To do: Line by line, copy out the data that follows.

Provided records:
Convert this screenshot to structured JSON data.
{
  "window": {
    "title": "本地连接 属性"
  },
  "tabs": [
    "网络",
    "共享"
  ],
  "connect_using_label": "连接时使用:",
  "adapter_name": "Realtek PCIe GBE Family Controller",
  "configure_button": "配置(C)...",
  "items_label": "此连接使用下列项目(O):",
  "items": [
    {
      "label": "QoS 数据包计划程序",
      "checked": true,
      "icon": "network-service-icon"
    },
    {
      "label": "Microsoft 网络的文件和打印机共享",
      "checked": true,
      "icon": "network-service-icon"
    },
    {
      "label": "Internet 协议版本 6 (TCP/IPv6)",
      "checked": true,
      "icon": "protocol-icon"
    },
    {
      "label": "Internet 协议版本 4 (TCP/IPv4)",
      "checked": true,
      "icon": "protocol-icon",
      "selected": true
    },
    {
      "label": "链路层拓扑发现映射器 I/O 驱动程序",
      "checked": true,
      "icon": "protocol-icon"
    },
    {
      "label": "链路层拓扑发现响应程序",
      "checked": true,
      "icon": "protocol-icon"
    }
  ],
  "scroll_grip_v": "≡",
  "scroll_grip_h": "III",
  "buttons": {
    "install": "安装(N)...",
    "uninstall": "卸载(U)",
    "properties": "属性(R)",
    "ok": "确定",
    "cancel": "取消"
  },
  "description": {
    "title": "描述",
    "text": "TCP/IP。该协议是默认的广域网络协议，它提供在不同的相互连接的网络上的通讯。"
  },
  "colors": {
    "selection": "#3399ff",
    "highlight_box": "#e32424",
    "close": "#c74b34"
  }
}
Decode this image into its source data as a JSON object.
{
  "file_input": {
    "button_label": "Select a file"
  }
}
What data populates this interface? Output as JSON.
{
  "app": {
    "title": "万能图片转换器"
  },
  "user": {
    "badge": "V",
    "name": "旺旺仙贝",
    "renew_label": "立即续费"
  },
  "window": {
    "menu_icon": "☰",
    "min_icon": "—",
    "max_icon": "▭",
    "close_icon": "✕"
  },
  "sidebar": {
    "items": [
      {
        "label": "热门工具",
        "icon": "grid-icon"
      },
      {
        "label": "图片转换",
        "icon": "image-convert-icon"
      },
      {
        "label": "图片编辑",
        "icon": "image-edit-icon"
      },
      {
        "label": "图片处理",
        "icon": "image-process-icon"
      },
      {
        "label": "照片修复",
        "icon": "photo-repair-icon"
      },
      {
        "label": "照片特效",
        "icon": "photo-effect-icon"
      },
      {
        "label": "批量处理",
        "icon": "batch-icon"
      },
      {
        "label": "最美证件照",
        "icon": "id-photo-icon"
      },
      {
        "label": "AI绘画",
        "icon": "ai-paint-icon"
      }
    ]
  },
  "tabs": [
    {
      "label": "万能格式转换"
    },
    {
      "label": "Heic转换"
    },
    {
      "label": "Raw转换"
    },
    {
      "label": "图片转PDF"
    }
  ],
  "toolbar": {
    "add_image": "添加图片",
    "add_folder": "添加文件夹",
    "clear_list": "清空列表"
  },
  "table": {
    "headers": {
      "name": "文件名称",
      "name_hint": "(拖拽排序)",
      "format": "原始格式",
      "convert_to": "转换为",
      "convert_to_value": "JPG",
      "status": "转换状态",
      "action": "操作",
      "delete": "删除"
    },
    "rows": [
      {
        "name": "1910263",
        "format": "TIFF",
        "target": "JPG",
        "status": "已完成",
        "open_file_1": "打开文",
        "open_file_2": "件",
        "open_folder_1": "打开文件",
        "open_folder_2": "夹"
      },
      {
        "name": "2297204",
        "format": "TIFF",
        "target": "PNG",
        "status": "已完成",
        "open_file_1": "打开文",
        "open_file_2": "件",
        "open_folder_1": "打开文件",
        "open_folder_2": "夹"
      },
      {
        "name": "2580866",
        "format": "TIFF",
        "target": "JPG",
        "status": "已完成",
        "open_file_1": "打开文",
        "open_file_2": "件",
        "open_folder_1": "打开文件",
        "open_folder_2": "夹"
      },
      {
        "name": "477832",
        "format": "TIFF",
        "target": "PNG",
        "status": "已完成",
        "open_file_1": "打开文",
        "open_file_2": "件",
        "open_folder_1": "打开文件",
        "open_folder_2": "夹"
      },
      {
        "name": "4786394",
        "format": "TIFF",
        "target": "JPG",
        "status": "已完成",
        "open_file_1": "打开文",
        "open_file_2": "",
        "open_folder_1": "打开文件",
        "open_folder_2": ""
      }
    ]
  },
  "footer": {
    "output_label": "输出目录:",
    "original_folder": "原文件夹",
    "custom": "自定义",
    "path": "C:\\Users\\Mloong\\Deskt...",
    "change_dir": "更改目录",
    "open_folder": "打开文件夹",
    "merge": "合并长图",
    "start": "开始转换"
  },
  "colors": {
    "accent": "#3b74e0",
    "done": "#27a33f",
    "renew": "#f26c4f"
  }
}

Response box:
Convert this screenshot to structured JSON data.
{
  "window": {
    "title": "本地连接 属性"
  },
  "tabs": [
    "网络",
    "共享"
  ],
  "connect_using_label": "连接时使用:",
  "adapter_name": "Realtek PCIe GBE Family Controller",
  "configure_button": "配置(C)...",
  "items_label": "此连接使用下列项目(O):",
  "items": [
    {
      "label": "QoS 数据包计划程序",
      "checked": true,
      "icon": "network-service-icon"
    },
    {
      "label": "Microsoft 网络的文件和打印机共享",
      "checked": true,
      "icon": "network-service-icon"
    },
    {
      "label": "Internet 协议版本 6 (TCP/IPv6)",
      "checked": true,
      "icon": "protocol-icon"
    },
    {
      "label": "Internet 协议版本 4 (TCP/IPv4)",
      "checked": true,
      "icon": "protocol-icon",
      "selected": true
    },
    {
      "label": "链路层拓扑发现映射器 I/O 驱动程序",
      "checked": true,
      "icon": "protocol-icon"
    },
    {
      "label": "链路层拓扑发现响应程序",
      "checked": true,
      "icon": "protocol-icon"
    }
  ],
  "scroll_grip_v": "≡",
  "scroll_grip_h": "III",
  "buttons": {
    "install": "安装(N)...",
    "uninstall": "卸载(U)",
    "properties": "属性(R)",
    "ok": "确定",
    "cancel": "取消"
  },
  "description": {
    "title": "描述",
    "text": "TCP/IP。该协议是默认的广域网络协议，它提供在不同的相互连接的网络上的通讯。"
  },
  "colors": {
    "selection": "#3399ff",
    "highlight_box": "#e32424",
    "close": "#c74b34"
  }
}
Decode this image into its source data as a JSON object.
{
  "file_input": {
    "button_label": "Select a file"
  }
}
What data populates this interface? Output as JSON.
{
  "app": {
    "title": "万能图片转换器"
  },
  "user": {
    "badge": "V",
    "name": "旺旺仙贝",
    "renew_label": "立即续费"
  },
  "window": {
    "menu_icon": "☰",
    "min_icon": "—",
    "max_icon": "▭",
    "close_icon": "✕"
  },
  "sidebar": {
    "items": [
      {
        "label": "热门工具",
        "icon": "grid-icon"
      },
      {
        "label": "图片转换",
        "icon": "image-convert-icon"
      },
      {
        "label": "图片编辑",
        "icon": "image-edit-icon"
      },
      {
        "label": "图片处理",
        "icon": "image-process-icon"
      },
      {
        "label": "照片修复",
        "icon": "photo-repair-icon"
      },
      {
        "label": "照片特效",
        "icon": "photo-effect-icon"
      },
      {
        "label": "批量处理",
        "icon": "batch-icon"
      },
      {
        "label": "最美证件照",
        "icon": "id-photo-icon"
      },
      {
        "label": "AI绘画",
        "icon": "ai-paint-icon"
      }
    ]
  },
  "tabs": [
    {
      "label": "万能格式转换"
    },
    {
      "label": "Heic转换"
    },
    {
      "label": "Raw转换"
    },
    {
      "label": "图片转PDF"
    }
  ],
  "toolbar": {
    "add_image": "添加图片",
    "add_folder": "添加文件夹",
    "clear_list": "清空列表"
  },
  "table": {
    "headers": {
      "name": "文件名称",
      "name_hint": "(拖拽排序)",
      "format": "原始格式",
      "convert_to": "转换为",
      "convert_to_value": "JPG",
      "status": "转换状态",
      "action": "操作",
      "delete": "删除"
    },
    "rows": [
      {
        "name": "1910263",
        "format": "TIFF",
        "target": "JPG",
        "status": "已完成",
        "open_file_1": "打开文",
        "open_file_2": "件",
        "open_folder_1": "打开文件",
        "open_folder_2": "夹"
      },
      {
        "name": "2297204",
        "format": "TIFF",
        "target": "PNG",
        "status": "已完成",
        "open_file_1": "打开文",
        "open_file_2": "件",
        "open_folder_1": "打开文件",
        "open_folder_2": "夹"
      },
      {
        "name": "2580866",
        "format": "TIFF",
        "target": "JPG",
        "status": "已完成",
        "open_file_1": "打开文",
        "open_file_2": "件",
        "open_folder_1": "打开文件",
        "open_folder_2": "夹"
      },
      {
        "name": "477832",
        "format": "TIFF",
        "target": "PNG",
        "status": "已完成",
        "open_file_1": "打开文",
        "open_file_2": "件",
        "open_folder_1": "打开文件",
        "open_folder_2": "夹"
      },
      {
        "name": "4786394",
        "format": "TIFF",
        "target": "JPG",
        "status": "已完成",
        "open_file_1": "打开文",
        "open_file_2": "",
        "open_folder_1": "打开文件",
        "open_folder_2": ""
      }
    ]
  },
  "footer": {
    "output_label": "输出目录:",
    "original_folder": "原文件夹",
    "custom": "自定义",
    "path": "C:\\Users\\Mloong\\Deskt...",
    "change_dir": "更改目录",
    "open_folder": "打开文件夹",
    "merge": "合并长图",
    "start": "开始转换"
  },
  "colors": {
    "accent": "#3b74e0",
    "done": "#27a33f",
    "renew": "#f26c4f"
  }
}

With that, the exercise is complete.